Last week we drove out to Descanso, to visit Curtis Womach’s new digs. He’s on his own land now, which must do something very good for the soul of a farmer. He showed us around, introducing us to the various breeds he raises, most of which are endangered breeds.
We’ve spoken much about the good it does to know the people who raise your food, that you are feeding off their enthusiasm for their metier as much as off the flavors and the nutrients they cultivate. But I will say that it’s a strange thing to actually come into contact with the food itself, before, during and after it actually becomes food.
When we arrived, Curtis toured us around his place. His farm does the “Old Macdonald” song one better, representing nearly every requisite species with an endangered breed.
Upon entering the yard, we were confronted by a certain ferocity in the environment; the goats began to shove us and nibble at our clothes, while the red-wattled hogs, between bouts of WWF-style mudwrestling, tore eagerly at the carcasses of dead chickens that lay in the yard. They were, Curtis explained, birds that had died of natural causes; rather than waste them, he gave them to the hogs. Think about that one–pastured animals feasting on pastured animals.
In trying to capture the photogenic baby animals on film, I was repeatedly shoved aside or blocked by protective mothers. Maybe the lens of the camera looks like the eye of a predator, or like a rifle scope; anyway, I was consistently thwarted by a rise in tension and sudden, aggressive action by mother sheep, goats, and geese. It’s hard to explain, or to ignore, the respectful fear occasioned by a couple of parents with hard horns, split hoofs, and eyes blind to everything but the safety of their baby.
I think it was while I was deciding whether to stand aside from the aggressive family procession or to insist on getting my picture, when I realized something was chewing on my leg. One of the hogs, who had been snuffling my knees earlier, had now wrapped his teeth around it. Unsure of whether shaking him off would deter him or make him more determined, or I should laugh or yell for help, I did them all at once.
Curtis showed us the incubation room, where the baby chickens keep company with a few hatchling turkeys. I was struck particularly by the one chicken who seemed to have set his sights on escape. He stood on the topmost corner he could reach, and stretched his neck toward the rim of the box, with a very cunning look in his eyes. I think he intuited where all this comfort and security was heading.
When they are fully grown, Curtis’ chickens live in a little hitch trailer, parked in the shade between a couple of trees. Compared to other chickens, they are like the Scandinavians at the Olympics–tall and brawny, with good posture and an angular symmetry to their proportions. They roamed the yard with none of the frantic urgency or the eye-rolling paranoia with which we associate their kind. These chickens were the ones we came for.

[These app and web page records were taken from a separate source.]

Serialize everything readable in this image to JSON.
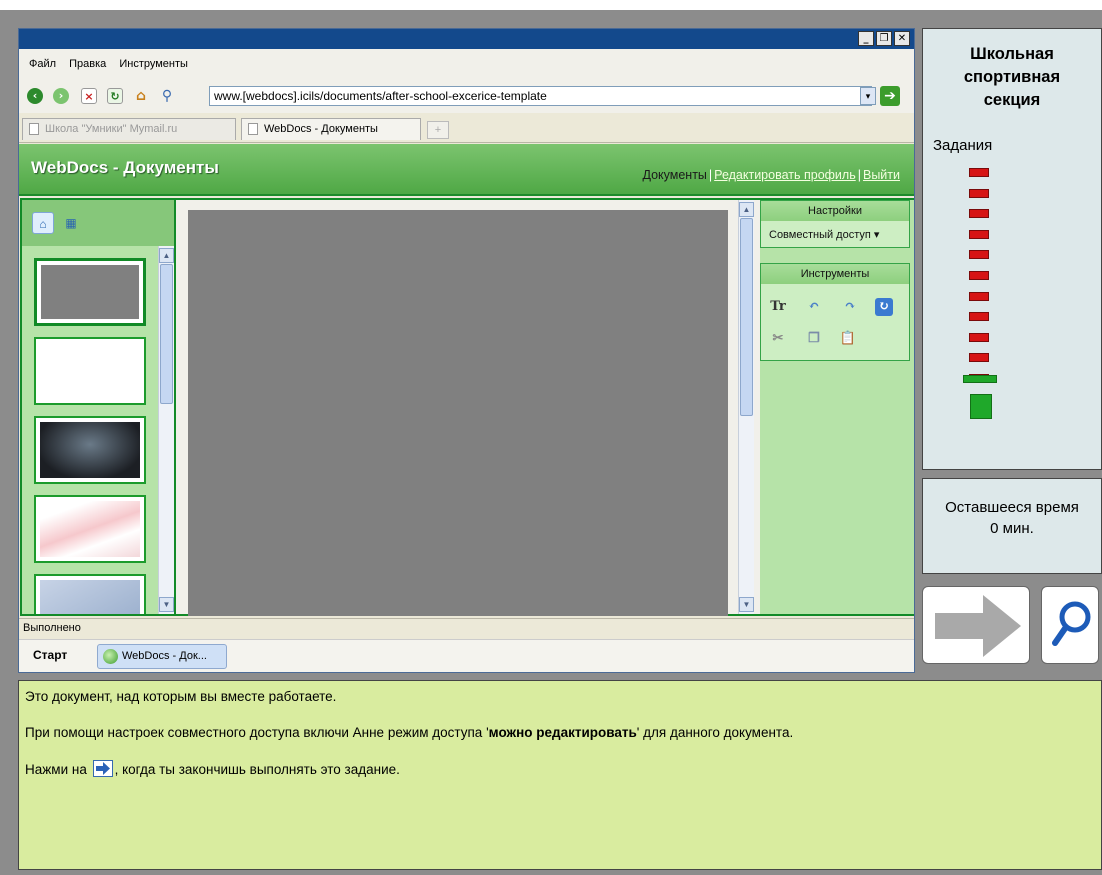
{
  "browser": {
    "menu": [
      "Файл",
      "Правка",
      "Инструменты"
    ],
    "window_buttons": [
      "minimize",
      "restore",
      "close"
    ],
    "url": "www.[webdocs].icils/documents/after-school-excerice-template",
    "tabs": [
      {
        "label": "Школа \"Умники\" Mymail.ru",
        "active": false
      },
      {
        "label": "WebDocs - Документы",
        "active": true
      }
    ],
    "new_tab_label": "+",
    "status": "Выполнено"
  },
  "app": {
    "title": "WebDocs - Документы",
    "links": {
      "documents": "Документы",
      "edit_profile": "Редактировать профиль",
      "logout": "Выйти"
    },
    "settings": {
      "header": "Настройки",
      "share_dropdown": "Совместный доступ ▾"
    },
    "tools": {
      "header": "Инструменты"
    }
  },
  "taskbar": {
    "start": "Старт",
    "window_item": "WebDocs - Док..."
  },
  "side_panel": {
    "title": "Школьная\nспортивная\nсекция",
    "tasks_label": "Задания",
    "tasks_done": 11,
    "time_label": "Оставшееся время",
    "time_value": "0 мин."
  },
  "instructions": {
    "line1": "Это документ, над которым вы вместе работаете.",
    "line2_prefix": "При помощи настроек совместного доступа включи Анне режим доступа '",
    "line2_bold": "можно редактировать",
    "line2_suffix": "' для данного документа.",
    "line3_prefix": "Нажми на ",
    "line3_suffix": ", когда ты закончишь выполнять это задание."
  },
  "colors": {
    "accent_green": "#4fa845",
    "task_done": "#d61414",
    "task_current": "#1fa82a",
    "instruction_bg": "#d9ec9f"
  }
}
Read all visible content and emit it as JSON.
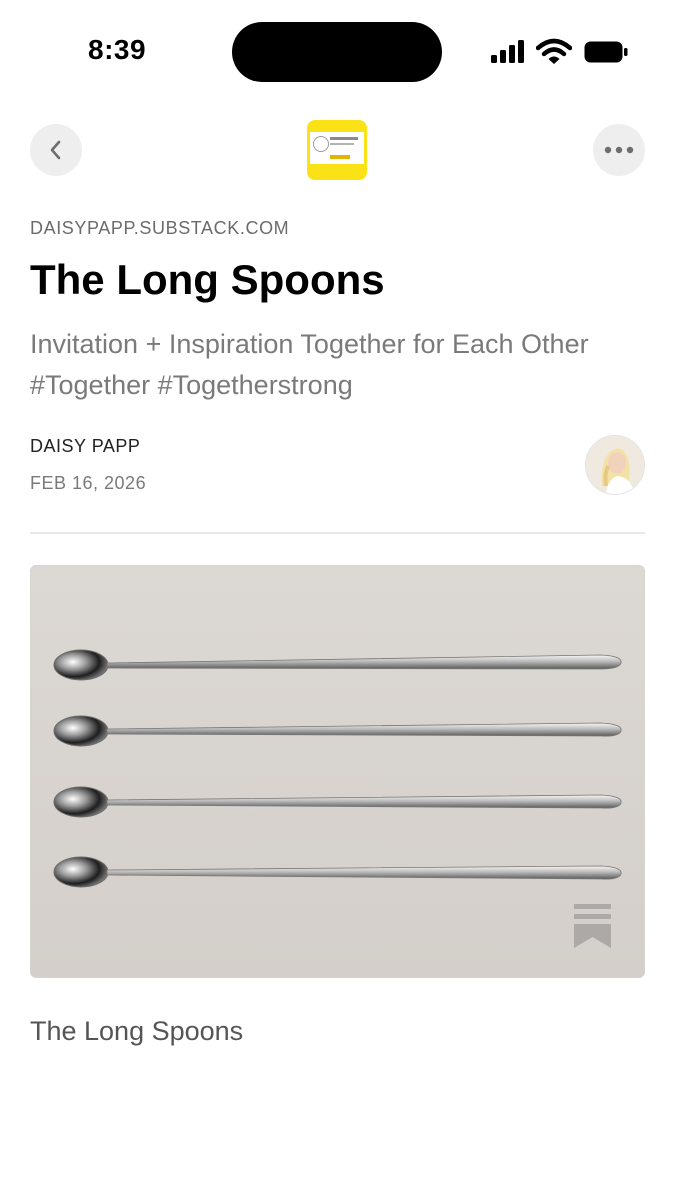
{
  "status_bar": {
    "time": "8:39"
  },
  "nav": {
    "back_icon": "chevron-left-icon",
    "more_icon": "ellipsis-icon",
    "publication_logo_icon": "publication-logo"
  },
  "article": {
    "domain": "DAISYPAPP.SUBSTACK.COM",
    "title": "The Long Spoons",
    "subtitle": "Invitation + Inspiration Together for Each Other #Together #Togetherstrong",
    "author": "DAISY PAPP",
    "date": "FEB 16, 2026",
    "image_caption": "The Long Spoons"
  },
  "colors": {
    "logo_yellow": "#fbe216",
    "title": "#000000",
    "muted": "#7a7a7a",
    "image_background": "#d9d4cf"
  }
}
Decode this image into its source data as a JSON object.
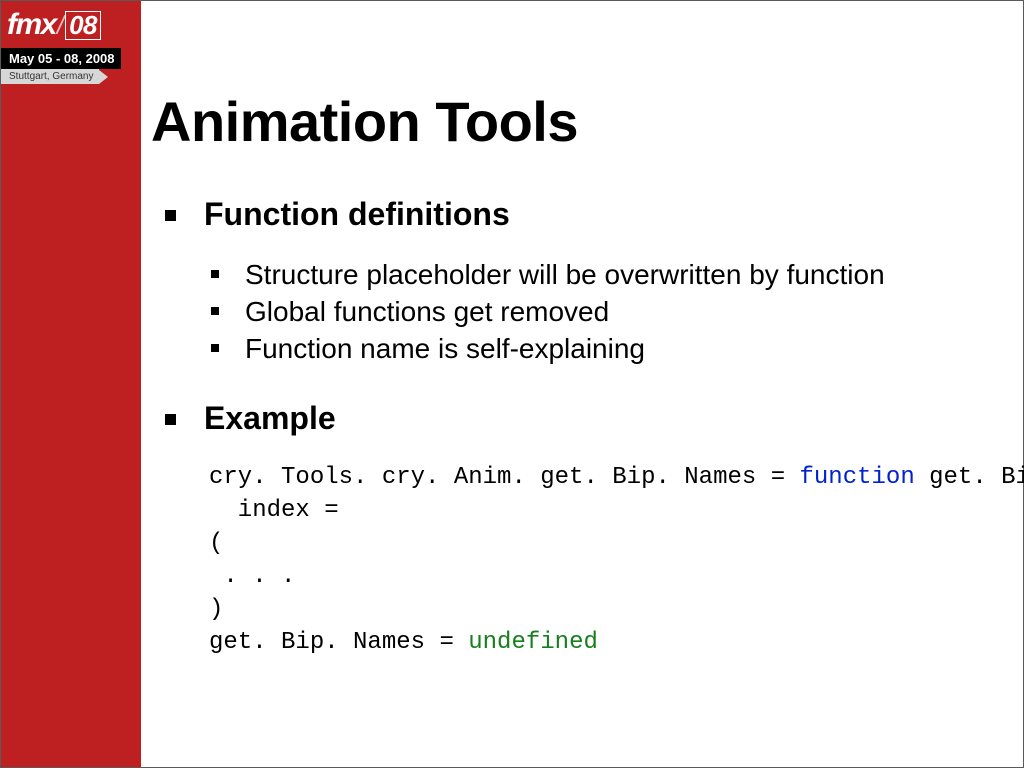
{
  "logo": {
    "brand": "fmx",
    "slash": "/",
    "year": "08",
    "dates": "May 05 - 08, 2008",
    "location": "Stuttgart, Germany"
  },
  "title": "Animation Tools",
  "section1": {
    "heading": "Function definitions",
    "items": [
      "Structure placeholder will be overwritten by function",
      "Global functions get removed",
      "Function name is self-explaining"
    ]
  },
  "section2": {
    "heading": "Example",
    "code": {
      "l1a": "cry. Tools. cry. Anim. get. Bip. Names = ",
      "l1b": "function",
      "l1c": " get. Bip. Names",
      "l2": "  index =",
      "l3": "(",
      "l4": " . . .",
      "l5": ")",
      "l6a": "get. Bip. Names = ",
      "l6b": "undefined"
    }
  }
}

They awaited their death in the bed of a pickup. Eric pulled them out of the cage by their feet; suddenly upended, the chicken would begin to buck and writhe, probably more from the affront to its long-used dignity. After watching this struggle a number of times, I think he must have cut its throat right then, because he carried them straight from the truck to the row of open-ended tin cones, where they hung still, their eyes blinking and their mouths opening and closing mutely, like fish staring through the wall of a glass bowl.
They were not altogether mute; bending close to get a picture, I heard one of them groaning faintly. Eric must have heard it, too, because he came up and made another incision, and the eyes froze in their glare at the ground.
I was talking about the experience with Steph the other night, trying to classify that feeling got from having watched (and tried to help with) the slaughter of animals for food. (Incidentally, we talked about it while eating pieces of Curtis’ chickens for dinner.) I wasn’t bothered particularly by the chickens’ death, or even by the pain and struggle they undeniably bore; what I found strange was how I was not bothered by it, at least not enough to stop enjoying the Kentucky-fried result.
The strangeness, I suppose, lies in the realization that the pain of their death is the denouement of their happy life. These chickens are fed well, and given open space and shelter, and protected from predators, and given the rights of living beings, so that they can eventually be killed and eaten. It’s a foreign sensation, at least for me, to witness suffering and to accept it as a good and proper thing. But I think that’s what you have to do if you’re going to eat good, proper meat. Their foreordained death makes their life more precious, and that life makes their death more delicious.
Curtis told us about one of his favorite baby goats, who lost its twin when the mother accidentally rolled over on it in her sleep. It’s strange to think that this mother, who while awake would so aggressively protect her baby’s life from a camera lens, would be the one to accidentally crush it, while someone capable of wielding a camera, or a blade, will be twice as careful to protect the baby that remains.
There’s a philosophy in there somewhere. Meanwhile, we eat chicken, and I don’t blame the pig for getting his shot in while he can.
P.S. I’m going back to Curtis’ on Thursday, this time to do more than take pictures.